▶ **ASSIGNED TASK**: Would you output each record exactly as it stands?

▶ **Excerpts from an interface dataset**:

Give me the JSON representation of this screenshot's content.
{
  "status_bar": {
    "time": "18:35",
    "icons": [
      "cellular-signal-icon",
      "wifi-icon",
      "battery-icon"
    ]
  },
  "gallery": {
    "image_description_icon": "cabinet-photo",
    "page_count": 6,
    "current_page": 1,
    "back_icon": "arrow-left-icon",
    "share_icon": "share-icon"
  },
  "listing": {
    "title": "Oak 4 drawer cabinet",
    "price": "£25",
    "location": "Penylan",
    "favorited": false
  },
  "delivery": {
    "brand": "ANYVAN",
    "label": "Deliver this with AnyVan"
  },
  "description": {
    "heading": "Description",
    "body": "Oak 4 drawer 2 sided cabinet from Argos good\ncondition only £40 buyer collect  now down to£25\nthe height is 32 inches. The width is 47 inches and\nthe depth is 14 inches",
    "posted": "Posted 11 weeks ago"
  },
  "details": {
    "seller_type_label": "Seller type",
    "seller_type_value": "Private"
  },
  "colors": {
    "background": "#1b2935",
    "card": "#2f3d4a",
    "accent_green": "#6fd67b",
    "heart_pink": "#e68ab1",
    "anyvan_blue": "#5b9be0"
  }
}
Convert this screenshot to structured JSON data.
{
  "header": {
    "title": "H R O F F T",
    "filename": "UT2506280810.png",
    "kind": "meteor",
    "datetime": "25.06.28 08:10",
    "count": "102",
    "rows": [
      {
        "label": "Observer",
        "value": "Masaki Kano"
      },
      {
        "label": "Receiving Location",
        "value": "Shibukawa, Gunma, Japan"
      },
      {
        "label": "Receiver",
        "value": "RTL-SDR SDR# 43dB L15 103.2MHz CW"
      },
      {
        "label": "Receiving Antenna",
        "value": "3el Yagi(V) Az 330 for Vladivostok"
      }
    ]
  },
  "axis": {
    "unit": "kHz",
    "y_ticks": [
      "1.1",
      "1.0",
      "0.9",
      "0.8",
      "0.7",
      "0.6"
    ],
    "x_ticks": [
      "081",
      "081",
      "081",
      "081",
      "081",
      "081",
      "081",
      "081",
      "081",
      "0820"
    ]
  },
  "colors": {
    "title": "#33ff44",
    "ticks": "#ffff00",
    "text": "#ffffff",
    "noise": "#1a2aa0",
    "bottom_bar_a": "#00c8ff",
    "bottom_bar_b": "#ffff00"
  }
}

▶ **OUTPUT FOR THIS EXERCISE**:
Give me the JSON representation of this screenshot's content.
{
  "status_bar": {
    "time": "18:35",
    "icons": [
      "cellular-signal-icon",
      "wifi-icon",
      "battery-icon"
    ]
  },
  "gallery": {
    "image_description_icon": "cabinet-photo",
    "page_count": 6,
    "current_page": 1,
    "back_icon": "arrow-left-icon",
    "share_icon": "share-icon"
  },
  "listing": {
    "title": "Oak 4 drawer cabinet",
    "price": "£25",
    "location": "Penylan",
    "favorited": false
  },
  "delivery": {
    "brand": "ANYVAN",
    "label": "Deliver this with AnyVan"
  },
  "description": {
    "heading": "Description",
    "body": "Oak 4 drawer 2 sided cabinet from Argos good\ncondition only £40 buyer collect  now down to£25\nthe height is 32 inches. The width is 47 inches and\nthe depth is 14 inches",
    "posted": "Posted 11 weeks ago"
  },
  "details": {
    "seller_type_label": "Seller type",
    "seller_type_value": "Private"
  },
  "colors": {
    "background": "#1b2935",
    "card": "#2f3d4a",
    "accent_green": "#6fd67b",
    "heart_pink": "#e68ab1",
    "anyvan_blue": "#5b9be0"
  }
}
Convert this screenshot to structured JSON data.
{
  "header": {
    "title": "H R O F F T",
    "filename": "UT2506280810.png",
    "kind": "meteor",
    "datetime": "25.06.28 08:10",
    "count": "102",
    "rows": [
      {
        "label": "Observer",
        "value": "Masaki Kano"
      },
      {
        "label": "Receiving Location",
        "value": "Shibukawa, Gunma, Japan"
      },
      {
        "label": "Receiver",
        "value": "RTL-SDR SDR# 43dB L15 103.2MHz CW"
      },
      {
        "label": "Receiving Antenna",
        "value": "3el Yagi(V) Az 330 for Vladivostok"
      }
    ]
  },
  "axis": {
    "unit": "kHz",
    "y_ticks": [
      "1.1",
      "1.0",
      "0.9",
      "0.8",
      "0.7",
      "0.6"
    ],
    "x_ticks": [
      "081",
      "081",
      "081",
      "081",
      "081",
      "081",
      "081",
      "081",
      "081",
      "0820"
    ]
  },
  "colors": {
    "title": "#33ff44",
    "ticks": "#ffff00",
    "text": "#ffffff",
    "noise": "#1a2aa0",
    "bottom_bar_a": "#00c8ff",
    "bottom_bar_b": "#ffff00"
  }
}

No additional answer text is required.